That case seems to extend the recoverability of discontinuers’ and losers’ generic costs against the Defendants in certain circumstances.
The situation is even more complex in cases in which the Group Action has settled before trial and the issues have not been tried. Accordingly, it is impossible to say which issues have been won or lost. This issue is to be dealt with in the Danesford Litigation in which 35 claimants out of 42 settle. There is now an issue as to whether or not the 7 cases that discontinued or were struck out are entitled to have their proportionate share of generic costs paid.
There are, of course, policy issues involved in that the Woolf Reforms encourage settlement. If there is uncertainty as to the recoverability of costs in settled Group Actions, this will be a disincentive to Groups settling.
The Legal Services Commission are also concerned to have certainty and clarity with regard to liability for discontinuers in the context of Group Actions that settle. The Legal Services Commission are generally the funders of the Group Actions and under the Access to Justice Act (1999) the Commission must weigh priorities for public funding and to obtain the best possible value for money. Accordingly, they are particularly interested in the question of recoverability of common costs. The Commission must be able to ascertain the risks to the fund and the extent of their liability in respect of discontinuers. Inevitably, multi party actions and group litigation incur extremely high costs and the Legal Services Commission increasingly scrutinise and risk-assess the funding of multi party actions.

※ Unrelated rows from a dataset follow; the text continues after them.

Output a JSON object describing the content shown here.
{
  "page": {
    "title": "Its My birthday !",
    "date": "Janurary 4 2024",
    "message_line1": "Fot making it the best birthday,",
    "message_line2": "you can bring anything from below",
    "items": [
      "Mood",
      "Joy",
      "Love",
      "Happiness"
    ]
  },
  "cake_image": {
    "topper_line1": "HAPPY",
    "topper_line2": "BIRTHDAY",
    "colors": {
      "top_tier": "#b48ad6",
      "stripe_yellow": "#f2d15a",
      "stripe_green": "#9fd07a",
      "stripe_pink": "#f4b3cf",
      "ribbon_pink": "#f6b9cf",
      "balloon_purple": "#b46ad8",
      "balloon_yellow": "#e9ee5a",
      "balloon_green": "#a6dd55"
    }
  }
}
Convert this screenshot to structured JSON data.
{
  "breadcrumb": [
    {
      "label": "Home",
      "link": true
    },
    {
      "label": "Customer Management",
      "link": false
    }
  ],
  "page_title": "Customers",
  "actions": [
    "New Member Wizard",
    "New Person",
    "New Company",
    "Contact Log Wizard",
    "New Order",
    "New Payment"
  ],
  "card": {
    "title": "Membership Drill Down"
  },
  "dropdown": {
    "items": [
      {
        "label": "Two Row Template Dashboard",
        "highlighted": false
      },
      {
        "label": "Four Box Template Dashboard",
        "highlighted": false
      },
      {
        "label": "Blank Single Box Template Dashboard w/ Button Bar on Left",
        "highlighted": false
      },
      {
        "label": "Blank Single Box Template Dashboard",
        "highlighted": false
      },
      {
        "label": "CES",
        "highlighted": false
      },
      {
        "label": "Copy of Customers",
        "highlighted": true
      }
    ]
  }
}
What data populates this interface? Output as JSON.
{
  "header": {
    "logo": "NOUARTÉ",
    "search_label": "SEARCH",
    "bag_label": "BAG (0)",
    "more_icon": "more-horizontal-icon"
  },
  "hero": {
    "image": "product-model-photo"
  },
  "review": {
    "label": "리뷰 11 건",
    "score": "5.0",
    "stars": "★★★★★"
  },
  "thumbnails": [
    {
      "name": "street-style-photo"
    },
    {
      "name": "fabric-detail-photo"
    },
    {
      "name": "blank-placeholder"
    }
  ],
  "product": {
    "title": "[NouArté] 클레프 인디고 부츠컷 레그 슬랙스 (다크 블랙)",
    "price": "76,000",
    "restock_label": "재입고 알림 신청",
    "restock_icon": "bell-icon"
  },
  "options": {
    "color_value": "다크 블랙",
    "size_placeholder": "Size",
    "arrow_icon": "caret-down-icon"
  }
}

Accordingly, the issue of discontinuers and the recoverability of common costs from the Defendant could affect the Legal Services Commission’s commitment to multi party actions which, of course, would have a serious impact upon the access to justice.
This is especially true in child abuse work where CFAs are inappropriate in the light of the lack of an insurance product. Clearly the law relating to costs in Group Actions needs to have greater clarity and certainty. The present situation creates enormous uncertainty for the claimants, the claimants’ solicitors and the Legal Services Commission.
Jonathan Houghton & Paul Durkin
12th June 2003